Facial recognition software, increasingly important to global anti-terrorism operations, is being brought to… cats. Taiwanese developer Mu-Chi Sung announced in July plans for marketing the software as part of a cat health device so that owners, especially those with multiple cats, can better monitor their cats’ eating habits. Sung first had to overcome the problem of how to get the cat to stick its head through a slot in the feeder so the software can start to work. The device, with mobile apps for remote monitoring by the owner, may sell for about $250.
GOVERNMENT IN ACTION
The Environmental Protection Agency is already a News of the Weird favorite (for example, the secret goofing-off “man cave” of one EPA contractor in July 2013 and, two months later, the fabulist EPA executive who skipped agency work for months by claiming falsely to be on secret CIA missions), but the agency’s Denver Regional Office took it to another level in June. In a leaked memo, the Denver deputy director implored employees to end the practice of leaving feces in the office’s hallway. The memo referred to “several” incidents.
SAVING FOOD STAMPS
The federal food stamp program, apparently uncontrollably rife with waste, has resorted to giving financial awards to the states that misspend food stamp money the least. In July, the Florida Department of Children and Families, beaming with pride, announced it had won a federal grant of $7 million for having blown only $47 million in food stamp benefits in 2013 (less than 1 percent of its $6 billion in payments). Vermont, the worst-performing state, misspends almost 10 percent of its food stamp benefits.

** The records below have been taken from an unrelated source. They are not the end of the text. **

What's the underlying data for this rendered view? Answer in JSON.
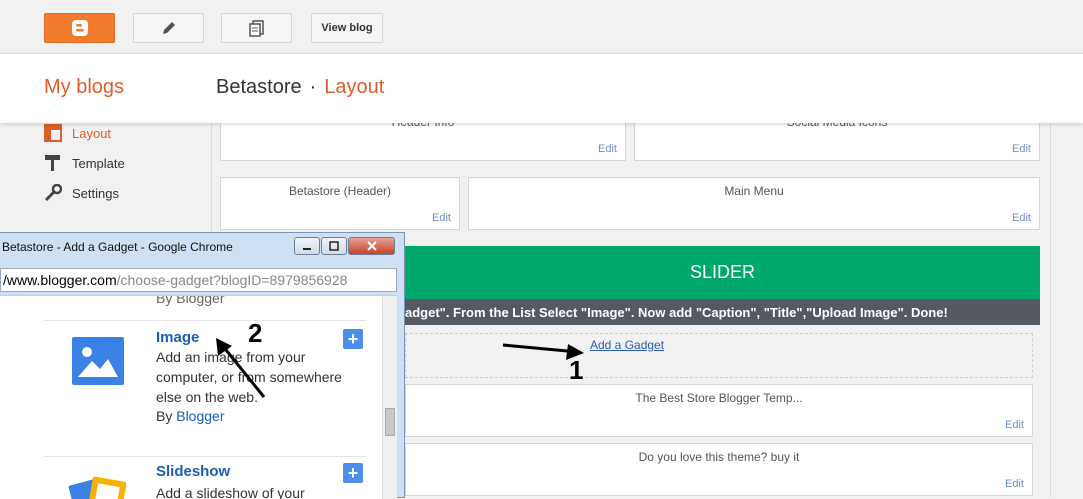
{
  "toolbar": {
    "blogger_icon": "blogger-logo-icon",
    "pencil_icon": "pencil-icon",
    "posts_icon": "pages-icon",
    "view_blog_label": "View blog"
  },
  "header": {
    "my_blogs": "My blogs",
    "blog_name": "Betastore",
    "separator": "·",
    "section": "Layout"
  },
  "sidebar": {
    "items": [
      {
        "label": "Layout",
        "icon": "layout-icon"
      },
      {
        "label": "Template",
        "icon": "paint-roller-icon"
      },
      {
        "label": "Settings",
        "icon": "wrench-icon"
      }
    ]
  },
  "layout": {
    "header_info": {
      "title": "Header Info",
      "edit": "Edit"
    },
    "social_media": {
      "title": "Social Media Icons",
      "edit": "Edit"
    },
    "betastore_header": {
      "title": "Betastore (Header)",
      "edit": "Edit"
    },
    "main_menu": {
      "title": "Main Menu",
      "edit": "Edit"
    },
    "slider_title": "SLIDER",
    "slider_instructions": "adget\". From the List Select \"Image\". Now add \"Caption\", \"Title\",\"Upload Image\". Done!",
    "add_gadget": "Add a Gadget",
    "best_store": {
      "title": "The Best Store Blogger Temp...",
      "edit": "Edit"
    },
    "love_theme": {
      "title": "Do you love this theme? buy it",
      "edit": "Edit"
    }
  },
  "popup": {
    "title": "Betastore - Add a Gadget - Google Chrome",
    "url_host": "/www.blogger.com",
    "url_path": "/choose-gadget?blogID=8979856928",
    "partial_by": "By Blogger",
    "gadgets": [
      {
        "name": "Image",
        "description": "Add an image from your computer, or from somewhere else on the web.",
        "by_prefix": "By ",
        "by_author": "Blogger",
        "add": "+"
      },
      {
        "name": "Slideshow",
        "description": "Add a slideshow of your",
        "add": "+"
      }
    ]
  },
  "annotations": {
    "step1": "1",
    "step2": "2"
  },
  "colors": {
    "accent_orange": "#dd5d28",
    "slider_green": "#00a86b",
    "link_blue": "#1a5fb4"
  }
}
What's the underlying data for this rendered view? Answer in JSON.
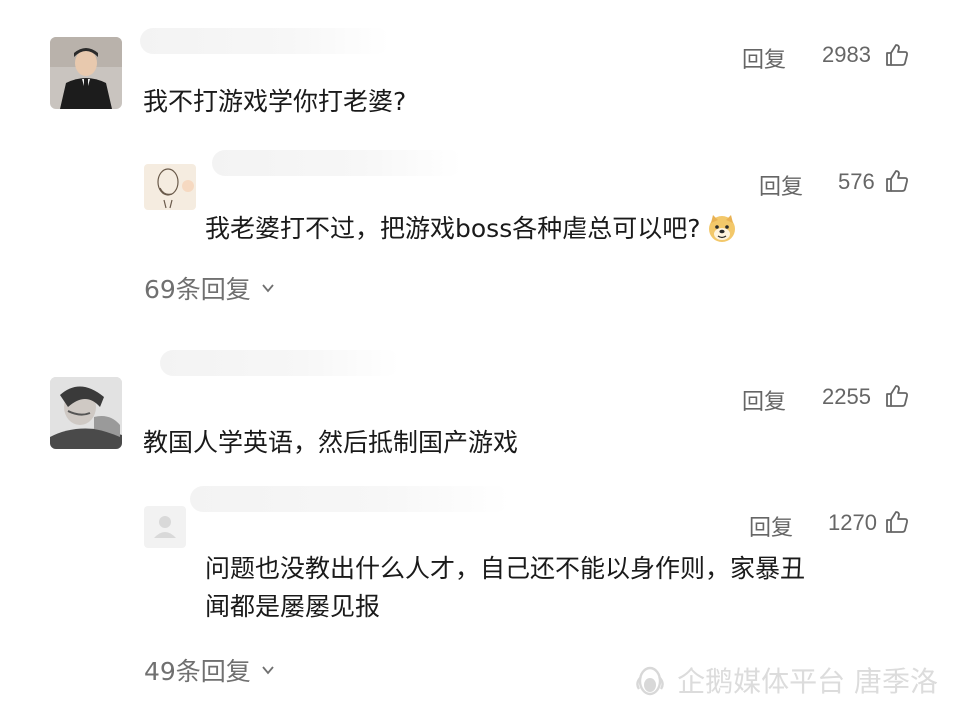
{
  "comments": [
    {
      "text": "我不打游戏学你打老婆?",
      "reply_label": "回复",
      "likes": "2983",
      "reply": {
        "text": "我老婆打不过，把游戏boss各种虐总可以吧?",
        "emoji": "doge-emoji",
        "reply_label": "回复",
        "likes": "576"
      },
      "more_replies": "69条回复"
    },
    {
      "text": "教国人学英语，然后抵制国产游戏",
      "reply_label": "回复",
      "likes": "2255",
      "reply": {
        "text_line1": "问题也没教出什么人才，自己还不能以身作则，家暴丑",
        "text_line2": "闻都是屡屡见报",
        "reply_label": "回复",
        "likes": "1270"
      },
      "more_replies": "49条回复"
    }
  ],
  "watermark": "企鹅媒体平台 唐季洛",
  "colors": {
    "text": "#1a1a1a",
    "secondary": "#666666",
    "watermark": "#dcdcdc"
  }
}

THE WAY THE WORLD WORKS
The U.S. Occupational Safety and Health Administration came down hard in July on West Virginia’s Freedom Industries for violations of chemical safety standards in January 2014 that resulted in the 10-day contamination of drinking water for 300,000 residents. OSHA issued two fines to the company–one for $7,000 and the other for $4,000.
Milo Moire, a Swiss performance artist, startled (and puzzled) fairgoers at Germany’s Art Cologne in April by creating a painting while standing on two ladders, nude and expelling “eggs,” filled with paint and ink, from her vagina. Each “PlopEgg” canvas made what she called a powerful feminist statement about women, fertility and creativity. In June, she attempted to tour Switzerland’s Art Basel fair “wearing” only the names of clothing items written on her nude body, e.g., on her leg, the word “pants.” Officials told her to go get dressed if she wanted to see the show.
Critics praised bad-girl British artist Tracey Emin’s 1998 furniture-and-effects exhibit, “My Bed,” supposedly representing a failed romantic relationship, featuring mussed sheets and, littering the room, empty vodka bottles and used condoms. Prominent collector Charles Saatchi turned heads when he bought the piece for the equivalent of about $200,000, and in June, almost 15 years later, he sold “My Bed” at auction for the equivalent of $4,330,000.
A GREAT FALL
In July, the large cement “Humpty Dumpty” at the Enchanted Forest in Salem, Oregon, created by Roger Tofte in 1970, was destroyed when two intruders tried to climb the wall Humpty was sitting on. However, the wall crumbled and Humpty suffered a great fall, and Tofte said he doubted he could put Humpty back together again, but would try instead to make a new one.
Sheriff’s deputies in Salina, Kansas, arrested Aaron Jansen, 29, but not before he put on quite a show on July 5. Jansen, speeding in a car spray-painted with derogatory comments about law enforcement, refused to pull over and even survived a series of tire-shredding road spikes as he turned into a soybean field, where he revved the engine and drove in circles for 40 minutes. As deputies set up a perimeter, Jansen futilely tossed items from the car (blankets, CDs, anything available) and then (with the car still moving) climbed out the driver’s door and briefly “surfed” on the roof. Finally, as deputies closed in, Jansen shouted a barrage of Bible verses before emerging from the car wearing a cowboy hat, boots and a woman’s dress.
BAD, BAD SAMARITANS
Roy Ortiz hired a lawyer in March and said he was considering suing the first responders who rescued him during the historic September 2013 flooding around Broomfield, Colorado–because they failed to find him fast enough when his car plunged into raging waters. And in March, Houston sheriff’s deputy Brady Pullen filed a lawsuit against the grieving family of the delusional man he was forced to shoot and kill during a 2012 emergency call–because Pullen had been injured in the skirmish and believes the family failed to warn him just how dangerous Kemal Yazar was. Also, in Alcona, Ontario, in April, Sharlene Simon, 42, filed a lawsuit against the family of the teenage bicyclist she accidentally ran down, fatally, in 2012–claiming that the boy’s dangerous joyriding at 1:30am initiated the events that left her traumatized.